Anne sighed. Her charge, whom she nicknamed “Mouse,” ran on thick, short little legs around the yard, stumbling over the short hillocks of grass. Her stubby fingers extended in front of her like feelers, alert for danger.
“Look…” Anne trailed off, wincing, as the little girl fetched up against a lawn chair, barking her knees painfully on the edge of it. The child sat down on her bottom hard, tears erupting.
“Poor little tyke,” Anne murmured, walking over. She touched the girl’s shoulder gently and held her as the little body shook with angry sobs. “You really are a poor little thing, aren’t you, Mouse?”
At the vibrations of her voice, the little girl put her hand up and banged into Anne’s mouth. Anne obliged by opening and closing her mouth, making “Ah” sounds. The little hands batted her like heavy butterflies and then yanked her bottom lip. Anne closed her teeth on one digit, hard enough to make her point, and the girl pulled back, startled.
Anne stood up, patted her on the back, and off she went again. Anne sighed. It was getting close to lunch time.
She moved over to the shaded area near the French doors and took the cover off the two plates waiting there. Identical sandwiches and sliced apple waited, each with their own napkins. There was, by Anne’s orders, no flatware. Anne set the plates out on the small table and turned back to the lawn.
“There you are, little tyke,” Anne muttered, catching her in mid-dash across the center of the lawn. She squirmed and Anne tapped her bottom. “None of that, miss. It’s lunch time.”
She set Mouse down in her chair and smoothed the napkin in her lap. They had a brief wrestling match over it when Mouse wanted to put it in her mouth, but Anne was stubborn and the napkin stayed in the lap. She guided the little girl’s hands to the sandwich and was rewarded by a little fist making mush of the slices of bread.
“No, Mouse!” Anne snapped, slapping her hand sharply. The little girl froze, waiting. Anne calmly turned her hand over and formed the letters like she always did. “B – R – E – A – D,” she spelled slowly.
Mouse pulled her hand away and stuffed nearly four bites’ worth into her mouth at once. She immediately fell to coughing and Anne had to help her clean herself up. She tried the spelling game again, B – R – E – A – D, to no avail.
After Anne was able to eat half her own sandwich and Mouse ate all of her own, the little girl jumped to her feet and ran off toward the garden. “Mouse!” Anne admonished, scrambling after her.
She was too late. With a crash that Anne felt in her bones, the rake went flying and the little girl tipped over the water bucket, running straight into the faucet. More surprised than anything else, she opened her mouth in a wordless yell of fury.
Anne knelt in the mud and water, and spelled, “W – A – T – E – R.” Mouse pulled away angrily and slapped her arm, aiming, Anne knew, for her face.
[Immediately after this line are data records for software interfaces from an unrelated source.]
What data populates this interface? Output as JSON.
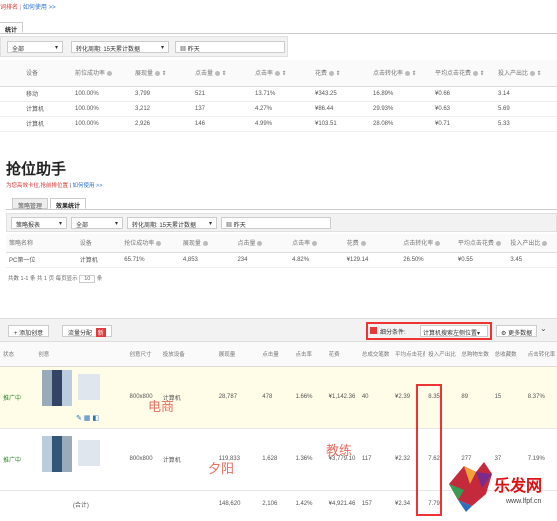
{
  "top": {
    "breadcrumb_a": "词排名",
    "breadcrumb_b": "如何使用 >>",
    "tab_label": "统计",
    "filter_scope": "全部",
    "filter_period": "转化周期:  15天累计数据",
    "filter_date": "昨天",
    "columns": [
      "设备",
      "前位成功率",
      "展现量",
      "点击量",
      "点击率",
      "花费",
      "点击转化率",
      "平均点击花费",
      "投入产出比"
    ],
    "rows": [
      [
        "移动",
        "100.00%",
        "3,799",
        "521",
        "13.71%",
        "¥343.25",
        "16.89%",
        "¥0.66",
        "3.14"
      ],
      [
        "计算机",
        "100.00%",
        "3,212",
        "137",
        "4.27%",
        "¥86.44",
        "29.93%",
        "¥0.63",
        "5.69"
      ],
      [
        "计算机",
        "100.00%",
        "2,926",
        "146",
        "4.99%",
        "¥103.51",
        "28.08%",
        "¥0.71",
        "5.33"
      ]
    ]
  },
  "mid": {
    "title": "抢位助手",
    "subtitle_red": "为您高效卡位,抢前排位置",
    "subtitle_link": "如何使用 >>",
    "tabs": [
      "策略管理",
      "效果统计"
    ],
    "filter_report": "策略报表",
    "filter_scope": "全部",
    "filter_period": "转化周期:  15天累计数据",
    "filter_date": "昨天",
    "columns": [
      "策略名称",
      "设备",
      "抢位成功率",
      "展现量",
      "点击量",
      "点击率",
      "花费",
      "点击转化率",
      "平均点击花费",
      "投入产出比"
    ],
    "rows": [
      [
        "PC第一位",
        "计算机",
        "65.71%",
        "4,853",
        "234",
        "4.82%",
        "¥129.14",
        "26.50%",
        "¥0.55",
        "3.45"
      ]
    ],
    "pager": "共数 1-1 条    共 1 页    每页显示",
    "page_size": "10",
    "page_unit": "条"
  },
  "bottom": {
    "add_button": "+ 添加创意",
    "flow_button": "流量分配",
    "flow_badge": "新",
    "filter_label": "细分条件:",
    "filter_value": "计算机搜索左侧位置",
    "more_data": "更多数据",
    "columns": [
      "状态",
      "创意",
      "创意尺寸",
      "投放设备",
      "展现量",
      "点击量",
      "点击率",
      "花费",
      "总成交笔数",
      "平均点击花费",
      "投入产出比",
      "总购物车数",
      "总收藏数",
      "点击转化率"
    ],
    "rows": [
      {
        "status": "推广中",
        "size": "800x800",
        "device": "计算机",
        "impr": "28,787",
        "clicks": "478",
        "ctr": "1.66%",
        "cost": "¥1,142.36",
        "orders": "40",
        "cpc": "¥2.39",
        "roi": "8.35",
        "cart": "89",
        "fav": "15",
        "conv": "8.37%"
      },
      {
        "status": "推广中",
        "size": "800x800",
        "device": "计算机",
        "impr": "119,833",
        "clicks": "1,628",
        "ctr": "1.36%",
        "cost": "¥3,779.10",
        "orders": "117",
        "cpc": "¥2.32",
        "roi": "7.62",
        "cart": "277",
        "fav": "37",
        "conv": "7.19%"
      }
    ],
    "total": {
      "label": "(合计)",
      "impr": "148,620",
      "clicks": "2,106",
      "ctr": "1.42%",
      "cost": "¥4,921.46",
      "orders": "157",
      "cpc": "¥2.34",
      "roi": "7.79"
    }
  },
  "watermarks": {
    "w1": "电商",
    "w2": "夕阳",
    "w3": "教练",
    "logo_text": "乐发网",
    "logo_url": "www.lfpf.cn"
  }
}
Anne grabbed her hand again, annoyed. “W – A – T – E – R,” the letters went.
Mouse froze. Her stubby fingers clenched and then her palm flattenened commandingly. Anne felt a chill. She spelled the letters again. W – A – T… Mouse grabbed at her hand wildly and spelled, haltingly, W – A – T – R. Anne shook her head, intent, and spelled W – A – T – E – R. She was so focused she didn’t hear her employer until he stood between Anne and the sun, casting a long shadow on the both of them as they knelt in the soupy muck.
“Miss Sullivan, what are you doing?” he demanded angrily.
“I think it’s working!” she cried, looking up at him with a wild exhultation surging through her. Mouse, by some movement in the air or the sudden coolness on her face from the shade, reached out and planted a mud-spattered hand on her father’s trouser leg.
Anne, rather than admonish her, grabbed her hand and spelled out, “F – A – T – H – E – R.”
Mouse grabbed Anne’s hand and spelled it back, getting it right on the first try.
“Mr. Keller! It’s working! Helen is learning!” Anne crowed, as Mrs. Keller, listening from under the awning burst into tears. “She’s spelled ‘Father!’”
(Author’s Note: This is my first try at historical fiction. It is based on research done on works by Helen Keller and Anne Sullivan.)